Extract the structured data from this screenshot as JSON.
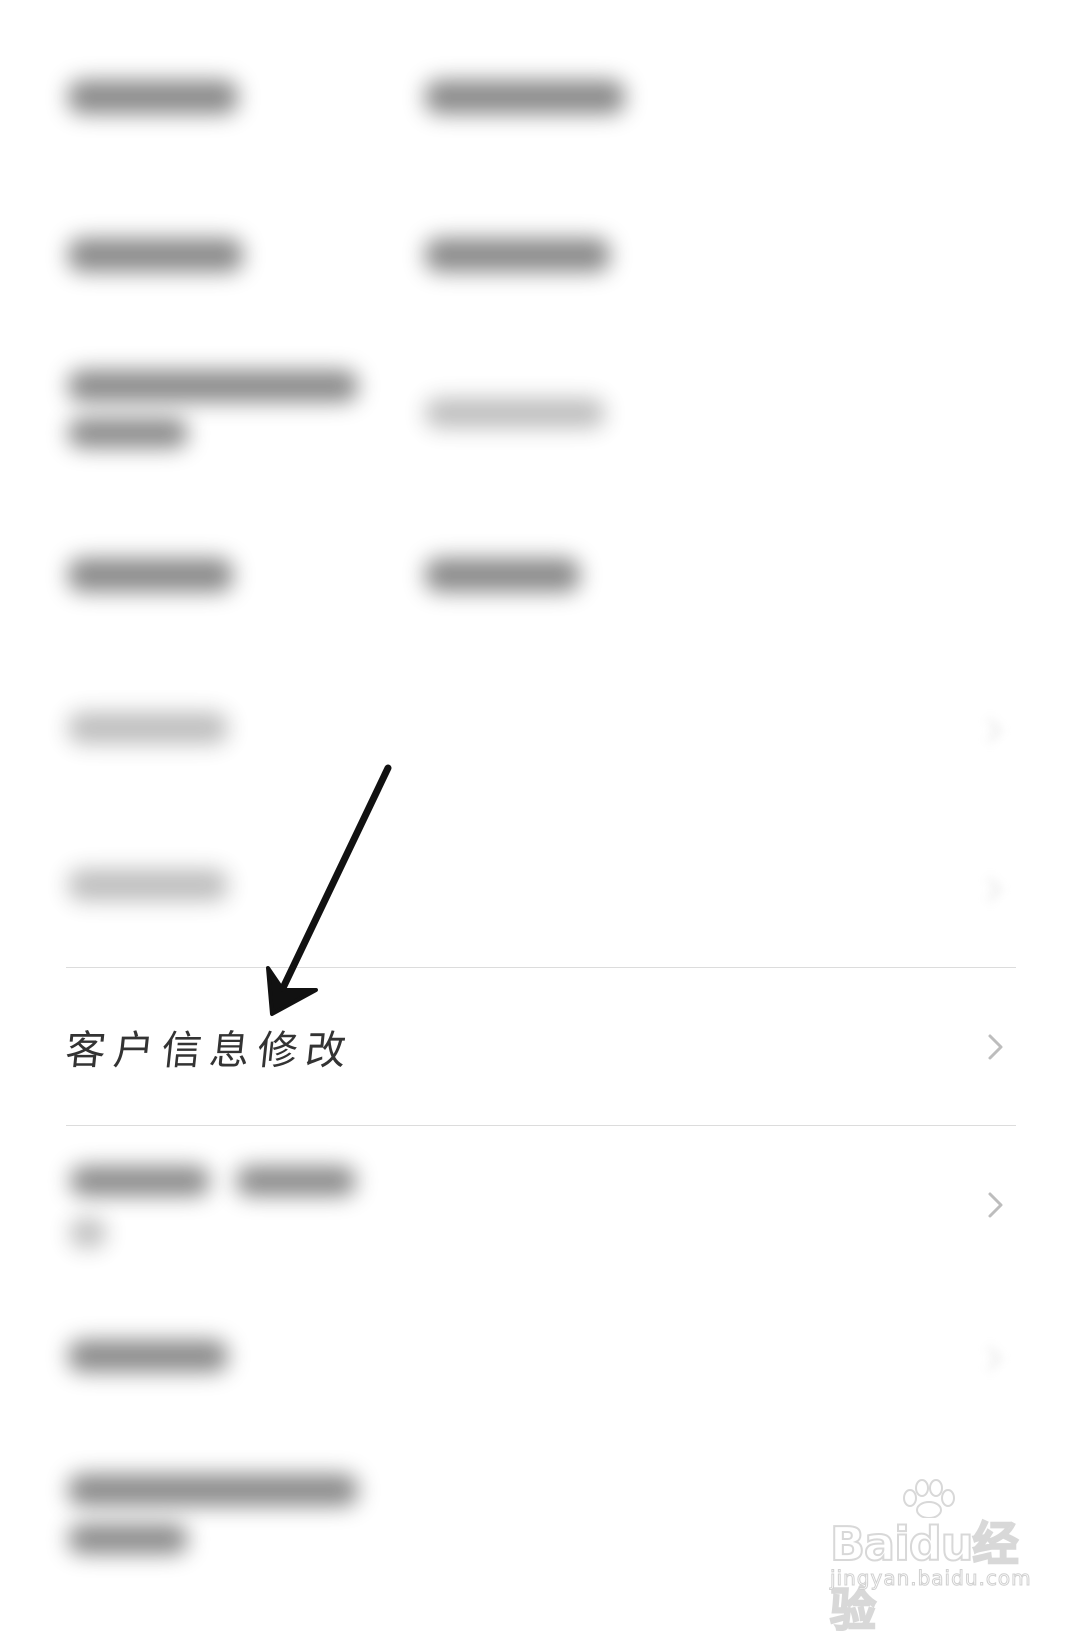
{
  "list": {
    "highlighted_item": {
      "label": "客户信息修改"
    }
  },
  "icons": {
    "chevron": "chevron-right-icon",
    "annotation": "arrow-pointer-icon"
  },
  "watermark": {
    "logo": "Baidu经验",
    "url": "jingyan.baidu.com"
  },
  "colors": {
    "background": "#ffffff",
    "divider": "#dcdcdc",
    "chevron": "#bdbdbd",
    "label": "#333333",
    "annotation": "#111111"
  }
}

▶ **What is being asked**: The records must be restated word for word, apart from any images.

▶ **Response to the task**:
Extract the structured data from this screenshot as JSON.
{
  "list": {
    "highlighted_item": {
      "label": "客户信息修改"
    }
  },
  "icons": {
    "chevron": "chevron-right-icon",
    "annotation": "arrow-pointer-icon"
  },
  "watermark": {
    "logo": "Baidu经验",
    "url": "jingyan.baidu.com"
  },
  "colors": {
    "background": "#ffffff",
    "divider": "#dcdcdc",
    "chevron": "#bdbdbd",
    "label": "#333333",
    "annotation": "#111111"
  }
}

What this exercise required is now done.